Supply Chain Vulnerabilities

Outdated dependencies

Critical security fixes are often only made available in the latest and greatest version of 3rd party packages, When an application’s dependencies are falling behind the currently available releases, this may impact the ability to quickly apply fixes as they are released. When a dependency upgrade is non-trivial, it is probably best to plan the upgrade while there is no pressure to get a security fix deployed.

The Mix task mix hex.outdated displays a list of available package updates. Remember to also check other sources of 3rd party dependencies for updates, such as NPM or the OS package manager.

Having said that, upgrading dependencies should not be done without verifying that the changes are legitimate and unlikely to introduce new security vulnerabilities or even backdoors (see Insufficient due-diligence when adding 3rd party components).

Retired dependencies

Package owners can mark a Hex package version as retired, to discourage the use of those particular versions. Existing users should consider upgrading to a newer version or, if the package itself is discontinued, switching to another package.

A package version may be retired for a number of reasons, it does not necessarily mean the version has a security vulnerability, and conversely, a known vulnerability does not necessarily mean that the version will be retired. Nevertheless, it is good practice to periodically check whether a project relies on retired package versions using the mix hex.audit task, and to investigate the reason and available mitigations.

Dependencies with known vulnerabilities

While Hex provides built-in tooling for handling outdated or retired packages, it does not provide information on known vulnerabilities in Hex packages. There are a number of free and commercial tools to check whether a project has a known vulnerable dependency.

The free Mix task mix deps.audit checks a project’s dependencies against the known vulnerabilities in the Elixir Security Advisories repository. Another approach would be to generate a Software Bill-of-Materials (SBoM) for the project, and ingest the SBoM in a tool that can cross-reference the list against vulnerability databases (see Insufficient visibility into 3rd party components).

Some commercial offerings with Elixir support (in no particular order):

Insufficient due-diligence when adding 3rd party components

Introducing new 3rd party dependencies, or updating them, is always a liability: code that was written by potentially untrusted or unknown parties becomes part of a project. This 3rd party code not only affects the way the application behaves at runtime, but may also execute code on the developer’s local machine or build servers. Such code could potentially disable security features of the application, introduce backdoors, steal information from the application or the development environments, etc.

Whenever dependencies are introduced or updated, review the code being introduced to make sure it is not malicious and does not negatively affect security (or quality, performance, stability) of the application.

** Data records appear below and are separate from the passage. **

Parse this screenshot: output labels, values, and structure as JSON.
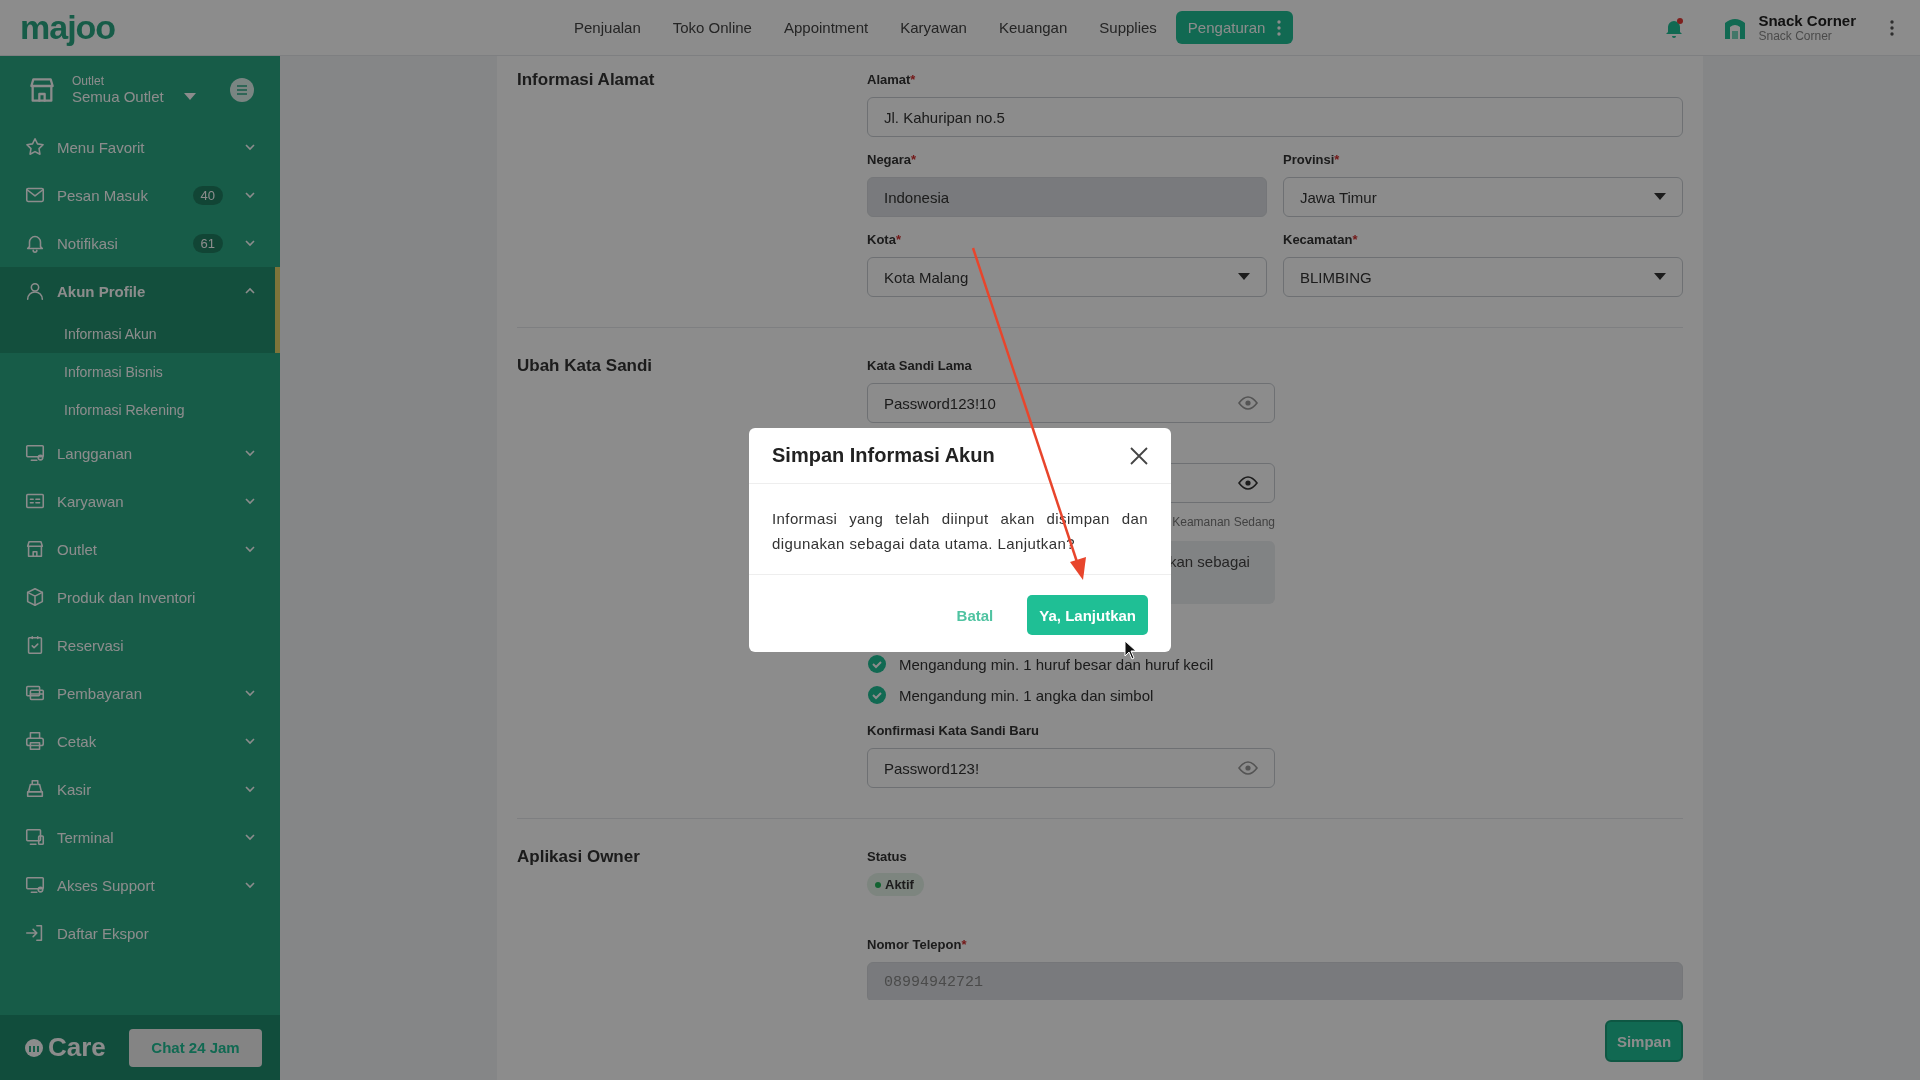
{
  "topbar": {
    "logo": "majoo",
    "nav": [
      {
        "label": "Penjualan",
        "selected": false
      },
      {
        "label": "Toko Online",
        "selected": false
      },
      {
        "label": "Appointment",
        "selected": false
      },
      {
        "label": "Karyawan",
        "selected": false
      },
      {
        "label": "Keuangan",
        "selected": false
      },
      {
        "label": "Supplies",
        "selected": false
      },
      {
        "label": "Pengaturan",
        "selected": true
      }
    ],
    "user": {
      "name": "Snack Corner",
      "outlet": "Snack Corner"
    }
  },
  "sidebar": {
    "outlet": {
      "label": "Outlet",
      "value": "Semua Outlet"
    },
    "items": [
      {
        "label": "Menu Favorit",
        "selected": false,
        "expanded": false
      },
      {
        "label": "Pesan Masuk",
        "badge": "40",
        "selected": false,
        "expanded": false
      },
      {
        "label": "Notifikasi",
        "badge": "61",
        "selected": false,
        "expanded": false
      },
      {
        "label": "Akun Profile",
        "selected": true,
        "expanded": true,
        "children": [
          {
            "label": "Informasi Akun",
            "selected": true
          },
          {
            "label": "Informasi Bisnis",
            "selected": false
          },
          {
            "label": "Informasi Rekening",
            "selected": false
          }
        ]
      },
      {
        "label": "Langganan",
        "selected": false,
        "expanded": false
      },
      {
        "label": "Karyawan",
        "selected": false,
        "expanded": false
      },
      {
        "label": "Outlet",
        "selected": false,
        "expanded": false
      },
      {
        "label": "Produk dan Inventori",
        "selected": false
      },
      {
        "label": "Reservasi",
        "selected": false
      },
      {
        "label": "Pembayaran",
        "selected": false,
        "expanded": false
      },
      {
        "label": "Cetak",
        "selected": false,
        "expanded": false
      },
      {
        "label": "Kasir",
        "selected": false,
        "expanded": false
      },
      {
        "label": "Terminal",
        "selected": false,
        "expanded": false
      },
      {
        "label": "Akses Support",
        "selected": false,
        "expanded": false
      },
      {
        "label": "Daftar Ekspor",
        "selected": false
      }
    ],
    "footer": {
      "brand": "Care",
      "button": "Chat 24 Jam"
    }
  },
  "sections": [
    {
      "title": "Informasi Alamat",
      "items": [
        {
          "kind": "row",
          "fields": [
            {
              "kind": "text",
              "label": "Alamat",
              "required_mark": "*",
              "value": "Jl. Kahuripan no.5",
              "disabled": false
            }
          ]
        },
        {
          "kind": "row",
          "fields": [
            {
              "kind": "text",
              "label": "Negara",
              "required_mark": "*",
              "value": "Indonesia",
              "disabled": true
            },
            {
              "kind": "select",
              "label": "Provinsi",
              "required_mark": "*",
              "value": "Jawa Timur"
            }
          ]
        },
        {
          "kind": "row",
          "fields": [
            {
              "kind": "select",
              "label": "Kota",
              "required_mark": "*",
              "value": "Kota Malang"
            },
            {
              "kind": "select",
              "label": "Kecamatan",
              "required_mark": "*",
              "value": "BLIMBING"
            }
          ]
        }
      ]
    },
    {
      "title": "Ubah Kata Sandi",
      "items": [
        {
          "kind": "row",
          "fields": [
            {
              "kind": "password",
              "label": "Kata Sandi Lama",
              "value": "Password123!10"
            }
          ]
        },
        {
          "kind": "row",
          "fields": [
            {
              "kind": "password"
            }
          ]
        },
        {
          "kind": "strength",
          "text": "Keamanan Sedang"
        },
        {
          "kind": "note",
          "text": "kan sebagai"
        },
        {
          "kind": "check",
          "text": "Mengandung min. 1 huruf besar dan huruf kecil",
          "checked": true
        },
        {
          "kind": "check",
          "text": "Mengandung min. 1 angka dan simbol",
          "checked": true
        },
        {
          "kind": "row",
          "fields": [
            {
              "kind": "password",
              "label": "Konfirmasi Kata Sandi Baru",
              "value": "Password123!"
            }
          ]
        }
      ]
    },
    {
      "title": "Aplikasi Owner",
      "items": [
        {
          "kind": "status",
          "label": "Status",
          "value": "Aktif"
        },
        {
          "kind": "row",
          "fields": [
            {
              "kind": "text",
              "label": "Nomor Telepon",
              "required_mark": "*",
              "value": "08994942721",
              "disabled": true
            }
          ]
        }
      ]
    }
  ],
  "save_button": "Simpan",
  "modal": {
    "title": "Simpan Informasi Akun",
    "body": "Informasi yang telah diinput akan disimpan dan digunakan sebagai data utama. Lanjutkan?",
    "buttons": [
      {
        "kind": "text",
        "label": "Batal"
      },
      {
        "kind": "primary",
        "label": "Ya, Lanjutkan"
      }
    ]
  }
}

Reviewing the release notes is a good start, but it is not enough: a malicious package maintainer is unlikely to document their backdoors there.

The mix hex.diff tool shows the exact changes in the Hex package archive, in a friendly format. It may seem a daunting task to review large diffs, but presumably it is much less work than implementing the functionality of the updated package yourself. If it is not, ask yourself if you are not better off dropping the dependency rather than upgrading it.

Insufficient visibility into 3rd party components

Software supply chain management is about more than just security vulnerabilities. Application developers should have full visibility into the 3rd party components used in their projects for a number of reasons:

Common open standard SBoM formats are CycloneDX and SPDX. Tools exist to produce SBoMs in these formats for many languages, including Elixir and Erlang.

Once produced, the SBoM can be ingested into a variety of tools, such as OWASP Dependency-Track. Ideally, SBoM generation and ingestion happens automatically as part of the project’s CI/CD pipeline.